[Interface dataset entries]
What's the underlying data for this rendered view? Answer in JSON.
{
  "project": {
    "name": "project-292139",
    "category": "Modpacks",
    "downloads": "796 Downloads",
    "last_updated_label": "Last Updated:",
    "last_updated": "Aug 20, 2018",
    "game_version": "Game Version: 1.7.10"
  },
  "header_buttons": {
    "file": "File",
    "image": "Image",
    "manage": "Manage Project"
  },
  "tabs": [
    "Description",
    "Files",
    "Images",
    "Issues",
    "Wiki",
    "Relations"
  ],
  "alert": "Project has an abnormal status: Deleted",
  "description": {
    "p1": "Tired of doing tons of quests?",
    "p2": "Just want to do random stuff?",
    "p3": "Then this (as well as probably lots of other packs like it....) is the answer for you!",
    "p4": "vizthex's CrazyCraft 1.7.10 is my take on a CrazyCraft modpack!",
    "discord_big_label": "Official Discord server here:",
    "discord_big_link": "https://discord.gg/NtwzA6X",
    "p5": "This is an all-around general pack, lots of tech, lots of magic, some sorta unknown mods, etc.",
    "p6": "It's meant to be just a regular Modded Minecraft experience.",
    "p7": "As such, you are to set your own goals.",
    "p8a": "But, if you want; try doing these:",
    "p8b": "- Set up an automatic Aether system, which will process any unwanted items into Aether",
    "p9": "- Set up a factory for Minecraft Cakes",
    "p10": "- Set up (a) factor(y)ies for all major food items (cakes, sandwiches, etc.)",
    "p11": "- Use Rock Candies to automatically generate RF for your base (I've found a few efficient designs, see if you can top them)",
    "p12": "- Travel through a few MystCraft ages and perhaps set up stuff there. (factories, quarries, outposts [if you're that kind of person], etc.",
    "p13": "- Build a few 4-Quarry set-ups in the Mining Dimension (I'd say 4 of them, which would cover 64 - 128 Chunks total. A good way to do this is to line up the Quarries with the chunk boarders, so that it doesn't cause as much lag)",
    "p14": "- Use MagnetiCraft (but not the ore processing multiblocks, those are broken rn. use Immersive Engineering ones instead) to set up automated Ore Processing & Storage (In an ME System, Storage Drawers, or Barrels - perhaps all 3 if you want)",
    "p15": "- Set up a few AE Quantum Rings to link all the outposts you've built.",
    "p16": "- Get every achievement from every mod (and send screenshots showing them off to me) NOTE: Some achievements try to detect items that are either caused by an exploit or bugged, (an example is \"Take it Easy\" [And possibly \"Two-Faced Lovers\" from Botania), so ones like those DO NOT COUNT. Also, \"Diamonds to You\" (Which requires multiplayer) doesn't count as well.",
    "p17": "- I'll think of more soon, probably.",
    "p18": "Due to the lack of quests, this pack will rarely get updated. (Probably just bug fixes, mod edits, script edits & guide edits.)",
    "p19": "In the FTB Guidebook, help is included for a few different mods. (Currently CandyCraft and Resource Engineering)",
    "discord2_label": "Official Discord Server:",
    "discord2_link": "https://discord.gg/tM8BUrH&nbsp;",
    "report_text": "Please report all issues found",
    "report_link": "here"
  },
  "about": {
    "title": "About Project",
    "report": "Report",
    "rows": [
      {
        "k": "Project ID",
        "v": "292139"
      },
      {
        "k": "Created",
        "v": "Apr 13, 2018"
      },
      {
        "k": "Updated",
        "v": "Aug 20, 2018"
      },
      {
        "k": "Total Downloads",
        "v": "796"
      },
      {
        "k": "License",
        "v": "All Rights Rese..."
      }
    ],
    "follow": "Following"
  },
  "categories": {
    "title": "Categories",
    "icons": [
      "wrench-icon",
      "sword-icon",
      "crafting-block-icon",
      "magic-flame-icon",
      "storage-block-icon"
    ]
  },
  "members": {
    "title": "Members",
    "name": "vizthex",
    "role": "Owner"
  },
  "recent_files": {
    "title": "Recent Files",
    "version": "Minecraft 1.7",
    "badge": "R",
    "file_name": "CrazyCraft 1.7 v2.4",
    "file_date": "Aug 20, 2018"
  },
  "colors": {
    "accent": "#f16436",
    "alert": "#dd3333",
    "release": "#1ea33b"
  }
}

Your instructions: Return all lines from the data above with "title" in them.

Task result:
    "title": "About Project",
    "title": "Categories",
    "title": "Members",
    "title": "Recent Files",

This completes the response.